Christie & Co made three predictions at the start of the year in its Business Outlook 2019
report. Firstly, Christie & Co predicted that pub numbers would continue to decline in order to reach a sustainable and balanced equilibrium with demand; secondly, that despite challenges on the high street there would be opportunities for value growth; and thirdly, that investors and private equity would continue to show interest in the sector. Six months on, and Christie & Co’s predictions are proving to be accurate.
The pub sector is the stand out performer of the first half of the year, buoyed by several distinct trends in its favour, which resulted in private equity clamouring to enter the sector. Transactional activity began with the material acquisition of 370 leasehold investments from ei Group’s commercial property division by investment management firm Davidson Kempner in a £348m deal, which Christie & Co advised on. This was followed by several notable portfolio transactions, including Young’s acquisition of Redcomb Pubs in a £34m deal, the sale of Fever Bars to TDR Capital-backed Stonegate Pub Company, and the breakup of Novus Leisure, completed in stages by Stonegate and Shoreditch Bar Group.
The UK coffee sector has continued to be incredibly attractive, and several UK pub companies had their decision to enter this space thoroughly vindicated. Former brewer Whitbread sold Costa Coffee to Coca Cola for £3.9bn, reflecting a 16x multiple of earnings, followed by S.A. Brain disposing of a majority stake in Coffee #1 to Café Nero in January 2019. Coffee is an increasingly important part of a pub’s offering, particularly for driving morning trade, and with the sector forecast to grow at an average 6.8% per annum over the next six years, Christie & Co expects more pub companies to look carefully at opportunities in the coffee sector.

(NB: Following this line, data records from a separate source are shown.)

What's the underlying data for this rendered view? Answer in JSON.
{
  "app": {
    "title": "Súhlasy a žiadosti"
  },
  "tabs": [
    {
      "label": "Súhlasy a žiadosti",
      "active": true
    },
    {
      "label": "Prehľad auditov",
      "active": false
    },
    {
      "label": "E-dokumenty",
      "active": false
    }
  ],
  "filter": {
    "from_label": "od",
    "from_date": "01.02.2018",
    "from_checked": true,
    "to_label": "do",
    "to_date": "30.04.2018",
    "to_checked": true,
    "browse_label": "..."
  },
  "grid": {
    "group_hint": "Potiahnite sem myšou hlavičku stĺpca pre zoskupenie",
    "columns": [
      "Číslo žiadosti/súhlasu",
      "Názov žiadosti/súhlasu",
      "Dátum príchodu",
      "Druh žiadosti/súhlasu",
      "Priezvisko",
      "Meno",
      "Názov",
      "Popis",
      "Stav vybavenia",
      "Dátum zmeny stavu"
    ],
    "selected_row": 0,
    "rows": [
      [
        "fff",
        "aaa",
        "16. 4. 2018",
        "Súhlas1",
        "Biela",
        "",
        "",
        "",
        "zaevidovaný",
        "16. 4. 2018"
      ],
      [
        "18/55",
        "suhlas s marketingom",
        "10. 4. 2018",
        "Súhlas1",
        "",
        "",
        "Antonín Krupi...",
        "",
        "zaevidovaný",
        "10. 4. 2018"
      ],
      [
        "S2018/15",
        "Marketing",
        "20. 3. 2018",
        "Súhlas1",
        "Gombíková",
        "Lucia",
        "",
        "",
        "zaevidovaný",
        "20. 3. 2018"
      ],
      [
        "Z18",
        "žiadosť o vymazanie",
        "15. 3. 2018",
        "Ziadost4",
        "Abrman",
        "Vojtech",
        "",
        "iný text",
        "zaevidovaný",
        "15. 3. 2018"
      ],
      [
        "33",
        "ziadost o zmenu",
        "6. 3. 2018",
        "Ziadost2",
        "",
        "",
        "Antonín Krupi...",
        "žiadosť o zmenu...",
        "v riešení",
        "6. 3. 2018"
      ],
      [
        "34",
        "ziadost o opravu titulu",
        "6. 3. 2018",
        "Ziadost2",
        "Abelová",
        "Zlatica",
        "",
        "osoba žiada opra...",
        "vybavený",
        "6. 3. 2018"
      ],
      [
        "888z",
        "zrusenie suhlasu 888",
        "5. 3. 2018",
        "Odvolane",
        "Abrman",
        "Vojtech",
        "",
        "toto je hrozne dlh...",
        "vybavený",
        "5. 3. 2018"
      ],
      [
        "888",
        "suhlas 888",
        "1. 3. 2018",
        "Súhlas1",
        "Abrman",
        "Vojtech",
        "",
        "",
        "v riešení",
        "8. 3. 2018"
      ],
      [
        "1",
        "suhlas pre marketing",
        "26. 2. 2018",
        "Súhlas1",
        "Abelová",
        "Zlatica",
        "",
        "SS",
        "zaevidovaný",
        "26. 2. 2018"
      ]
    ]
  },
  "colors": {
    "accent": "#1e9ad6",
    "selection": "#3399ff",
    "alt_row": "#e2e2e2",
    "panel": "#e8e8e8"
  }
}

The predominantly freehold nature of the pub sector has contributed to its resilience, with minimal distress contained to a handful of smaller, regional companies that were overleveraged. Some market churn is expected from larger pub companies as they look to pay down debt and refinance whilst the cost of doing so remains affordable. As such, Christie & Co predicts an increase in sizable transactions throughout the remainder of 2019, particularly at the bottom end of the market in the tenanted, leased and franchised subsectors. The possibility of further new private equity entrants remains.
At the start of the year, Christie & Co’s Business Outlook 2019
report predicted a continued decline in overall numbers, which the sector is on track to deliver. Closures have tended to be smaller and more inefficient operations, and there has been a notable shift towards larger, more efficient operations, both on the high street and in national and regional operators’ investment in new builds. This has increased the overall trade space and number of employees in the pubs sector, whilst also improving profitability despite the rise in operating costs, particularly in staffing.
For high street operators, Christie & Co correctly predicted that the environment would remain challenging. However, rents have returned to more sustainable levels, particularly for secondary locations, presenting tremendous opportunities for businesses who have an offer that can stand out from the crowd and are funded and positioned for expansion and growth.
Following five years of stabilisation, beer volumes are on the rise again, with volumes growing 2.6% in 2018, according to the British Beer and Pub Association. Moreover, total pub turnover is on the rise, as a result of increased focus on the diverse spectrum of revenue streams.
Craft beer and spirits continue to be excellent growth drivers, although a more health conscious consumer is contributing to the meteoric rise of low alcohol, low sugar and low carb offers. Letting rooms continue to deliver, helped by their high margins and with the UK accommodation market buoyed by staycations. Food sales remain an important part of building a successful all-day offer, although are no longer looked to as a driver of significant year on year growth due to competition from an oversupplied restaurant sector.
The sector has been largely unaffected by any uncertainty regarding the UK’s political and economic outlook, although there have been several transactions aborted on the back of vendor expectations that proved to be unrealistic. Whilst gross margins are impacted by exchange rates, the main area of concern remains staffing, with operators lamenting the challenges of retracting and retaining staff, particularly from Europe.
Neil Morgan, Managing Director – Pubs at Christie & Co comments, “The evolution of the pubs industry highlights the sector’s adaptability and resilience to challenges and change. We can confidently say 2019 will be a year of two halves and we can expect increased activity throughout the remainder of the year.”
Ramzi Qattan, Director – Consultancy at Christie & Co comments, “The sector has received more than its fair share of bad publicity since the last recession, although the reality is that the outlook is incredibly positive. Beer volumes are increasing; craft beer and spirits, as well as low alcohol and low sugar beverages are contributing materially to growth, and letting rooms remain strong performers. There are multiple exit routes available, evidenced by the volume of private equity trying to enter the market as well as Lion Capital’s part IPO of Loungers in April. The addition of Davidson Kempner to the list of investors active in the sector may have come as a surprise initially, although with fundamentals where they are, we expect several more new entrants to follow.”
Christie & Co will publish its Business Outlook 2020
report, presenting an annual overview and a forecast of the year ahead for all its sectors, including Pubs, in January 2020.